There needs to be rules as the “surveillance state” grows. Who should be surveilled and who should be isolated? Who should be treated? When? Where? Rules need to be made as to when surveillance, mitigation, and treatment begin and end. “Give someone a chronic disease and have them take meticulous care of it”. A world in which chronic medical risk could be managed by an outside agent would be utopian and totalitarian. Be aware of those who promise utopia even politicians and doctors. A risk factor world where we are not given the responsibility of managing our own risks may be worse than the disease. By increasing the surveillance state, we might decrease the risk of some diseases, while significantly increasing the number of healthy people undergoing medical treatment. The allocation of scarce resources toward wellness and not toward disease has been an ongoing debate for 100 years. Clinical medicine and public health both should have a place at the table in this debate. But most of all citizens and patients should have a voice. We know best what is best for ourselves. If the pandemic has taught us anything it is that a top-down administered health care system doesn’t work unless one has the money and means or influence to access that system early on.

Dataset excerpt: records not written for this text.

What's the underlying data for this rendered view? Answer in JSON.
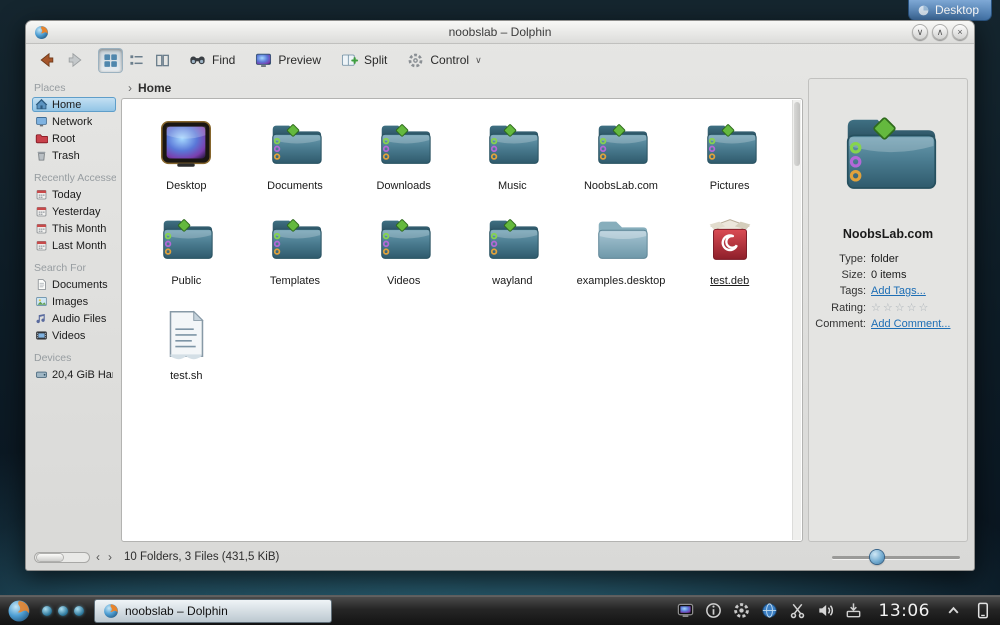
{
  "glyphs": {
    "minimize": "∨",
    "maximize": "∧",
    "close": "×",
    "caret_down": "∨",
    "crumb": "›",
    "left": "‹",
    "right": "›"
  },
  "desktop": {
    "toolbox_label": "Desktop"
  },
  "window": {
    "title": "noobslab – Dolphin",
    "toolbar": {
      "find": "Find",
      "preview": "Preview",
      "split": "Split",
      "control": "Control"
    },
    "breadcrumb": "Home"
  },
  "places": {
    "sections": [
      {
        "title": "Places",
        "items": [
          {
            "label": "Home",
            "icon": "si-home",
            "cls": "selected",
            "name": "sidebar-item-home"
          },
          {
            "label": "Network",
            "icon": "si-network",
            "name": "sidebar-item-network"
          },
          {
            "label": "Root",
            "icon": "si-root",
            "name": "sidebar-item-root"
          },
          {
            "label": "Trash",
            "icon": "si-trash",
            "name": "sidebar-item-trash"
          }
        ]
      },
      {
        "title": "Recently Accessed",
        "items": [
          {
            "label": "Today",
            "icon": "si-clock",
            "name": "sidebar-item-today"
          },
          {
            "label": "Yesterday",
            "icon": "si-clock",
            "name": "sidebar-item-yesterday"
          },
          {
            "label": "This Month",
            "icon": "si-clock",
            "name": "sidebar-item-this-month"
          },
          {
            "label": "Last Month",
            "icon": "si-clock",
            "name": "sidebar-item-last-month"
          }
        ]
      },
      {
        "title": "Search For",
        "items": [
          {
            "label": "Documents",
            "icon": "si-doc",
            "name": "sidebar-item-documents"
          },
          {
            "label": "Images",
            "icon": "si-img",
            "name": "sidebar-item-images"
          },
          {
            "label": "Audio Files",
            "icon": "si-audio",
            "name": "sidebar-item-audio-files"
          },
          {
            "label": "Videos",
            "icon": "si-video",
            "name": "sidebar-item-videos"
          }
        ]
      },
      {
        "title": "Devices",
        "items": [
          {
            "label": "20,4 GiB Har",
            "icon": "si-drive",
            "name": "sidebar-item-hard-drive"
          }
        ]
      }
    ]
  },
  "files": [
    {
      "label": "Desktop",
      "icon": "icon-desktop",
      "name": "file-desktop"
    },
    {
      "label": "Documents",
      "icon": "icon-folder",
      "name": "file-documents"
    },
    {
      "label": "Downloads",
      "icon": "icon-folder",
      "name": "file-downloads"
    },
    {
      "label": "Music",
      "icon": "icon-folder",
      "name": "file-music"
    },
    {
      "label": "NoobsLab.com",
      "icon": "icon-folder",
      "name": "file-noobslab-com"
    },
    {
      "label": "Pictures",
      "icon": "icon-folder",
      "name": "file-pictures"
    },
    {
      "label": "Public",
      "icon": "icon-folder",
      "name": "file-public"
    },
    {
      "label": "Templates",
      "icon": "icon-folder",
      "name": "file-templates"
    },
    {
      "label": "Videos",
      "icon": "icon-folder",
      "name": "file-videos"
    },
    {
      "label": "wayland",
      "icon": "icon-folder",
      "name": "file-wayland"
    },
    {
      "label": "examples.desktop",
      "icon": "icon-folder-plain",
      "name": "file-examples-desktop"
    },
    {
      "label": "test.deb",
      "icon": "icon-deb",
      "cls": "underlined",
      "name": "file-test-deb"
    },
    {
      "label": "test.sh",
      "icon": "icon-script",
      "name": "file-test-sh"
    }
  ],
  "info": {
    "title": "NoobsLab.com",
    "fields": [
      {
        "key": "Type:",
        "value": "folder"
      },
      {
        "key": "Size:",
        "value": "0 items"
      },
      {
        "key": "Tags:",
        "value": "Add Tags...",
        "cls": "link",
        "name": "add-tags-link",
        "interactable": true
      },
      {
        "key": "Rating:",
        "value": "☆☆☆☆☆",
        "cls": "stars",
        "name": "rating-stars",
        "interactable": true
      },
      {
        "key": "Comment:",
        "value": "Add Comment...",
        "cls": "link",
        "name": "add-comment-link",
        "interactable": true
      }
    ]
  },
  "statusbar": {
    "text": "10 Folders, 3 Files (431,5 KiB)"
  },
  "taskbar": {
    "task_label": "noobslab – Dolphin",
    "clock": "13:06",
    "tray": [
      {
        "icon": "ti-screen",
        "name": "desktop-preview-tray-icon"
      },
      {
        "icon": "ti-info",
        "name": "notifications-tray-icon"
      },
      {
        "icon": "ti-gear",
        "name": "settings-tray-icon"
      },
      {
        "icon": "ti-globe",
        "name": "network-tray-icon"
      },
      {
        "icon": "ti-scissors",
        "name": "klipper-tray-icon"
      },
      {
        "icon": "ti-volume",
        "name": "volume-tray-icon"
      },
      {
        "icon": "ti-notifier",
        "name": "device-notifier-tray-icon"
      }
    ]
  }
}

The fear of our own anxieties, along with the promise of protection from “experts” against a dreaded disease—cancer or Covid, can of themselves be difficult to mitigate. The surveillance culture may in fact be the beginning of a new illness, a new self-imposed chronic disease. Because of the surveillance culture the lines between wellness and illness will be blurred. A vaccination card may become a passport into the new world of “well-illness”. The hospitals and insurance carriers will figure out how to code and bill for this new disease. The margins are far better if one takes care of patients who aren’t sick. There will be a new “mantra”. Test as often as possible. Treat as little as possible. Sick people and those on the margins will suffer the most. Remember Governor Cuomo sending 30,000 sick patients back to nursing homes many who reinfected well but at-risk elderly residents who were being tested weekly? Test but don’t treat!
We have a chronic disease that only we individually can mitigate and treat. Science and medicine can point us in the right directions, but the choices are ours not theirs. It is time to follow Dr.Osler’s and Stuart’s advice: “It is time to start living” Covid is a chronic disease that with meticulous care, we can all live a long time. That is what the “experts” in government, public health, and the media aren’t saying. I for one believe more in us than I do in them.

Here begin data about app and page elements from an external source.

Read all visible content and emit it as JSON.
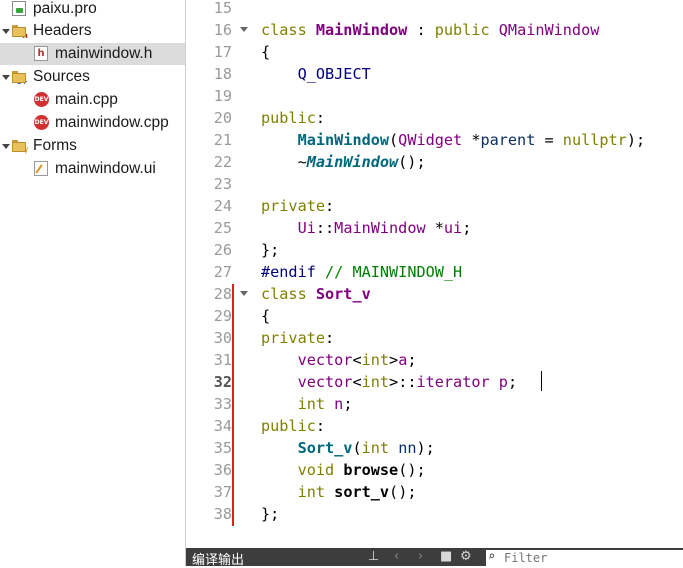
{
  "project_tree": {
    "items": [
      {
        "label": "paixu.pro",
        "icon": "pro-file-icon"
      },
      {
        "label": "Headers",
        "icon": "folder-icon"
      },
      {
        "label": "mainwindow.h",
        "icon": "header-file-icon"
      },
      {
        "label": "Sources",
        "icon": "folder-icon"
      },
      {
        "label": "main.cpp",
        "icon": "cpp-file-icon"
      },
      {
        "label": "mainwindow.cpp",
        "icon": "cpp-file-icon"
      },
      {
        "label": "Forms",
        "icon": "folder-icon"
      },
      {
        "label": "mainwindow.ui",
        "icon": "ui-file-icon"
      }
    ],
    "selected": "mainwindow.h"
  },
  "editor": {
    "current_line": "32",
    "lines": [
      {
        "n": "15",
        "text": ""
      },
      {
        "n": "16",
        "text": "class MainWindow : public QMainWindow"
      },
      {
        "n": "17",
        "text": "{"
      },
      {
        "n": "18",
        "text": "    Q_OBJECT"
      },
      {
        "n": "19",
        "text": ""
      },
      {
        "n": "20",
        "text": "public:"
      },
      {
        "n": "21",
        "text": "    MainWindow(QWidget *parent = nullptr);"
      },
      {
        "n": "22",
        "text": "    ~MainWindow();"
      },
      {
        "n": "23",
        "text": ""
      },
      {
        "n": "24",
        "text": "private:"
      },
      {
        "n": "25",
        "text": "    Ui::MainWindow *ui;"
      },
      {
        "n": "26",
        "text": "};"
      },
      {
        "n": "27",
        "text": "#endif // MAINWINDOW_H"
      },
      {
        "n": "28",
        "text": "class Sort_v"
      },
      {
        "n": "29",
        "text": "{"
      },
      {
        "n": "30",
        "text": "private:"
      },
      {
        "n": "31",
        "text": "    vector<int>a;"
      },
      {
        "n": "32",
        "text": "    vector<int>::iterator p;"
      },
      {
        "n": "33",
        "text": "    int n;"
      },
      {
        "n": "34",
        "text": "public:"
      },
      {
        "n": "35",
        "text": "    Sort_v(int nn);"
      },
      {
        "n": "36",
        "text": "    void browse();"
      },
      {
        "n": "37",
        "text": "    int sort_v();"
      },
      {
        "n": "38",
        "text": "};"
      }
    ]
  },
  "bottom_bar": {
    "panel_title": "编译输出",
    "filter_placeholder": "Filter"
  },
  "colors": {
    "keyword": "#808000",
    "type": "#800080",
    "function": "#00677c",
    "comment": "#008000",
    "change_marker": "#e02020",
    "bottom_bar": "#3d3d3d"
  }
}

People like Dr. Cole and the 850,000 physicians and scientists including me, that signed the Greater Barrington Project have defined individual risk and used mitigation and treatment strategies that empower individuals not systems. The doctor patient relationship is at the center of such a system, not a Governor’s Advisory Board or Health District.
MIGA “Fight Like Hell”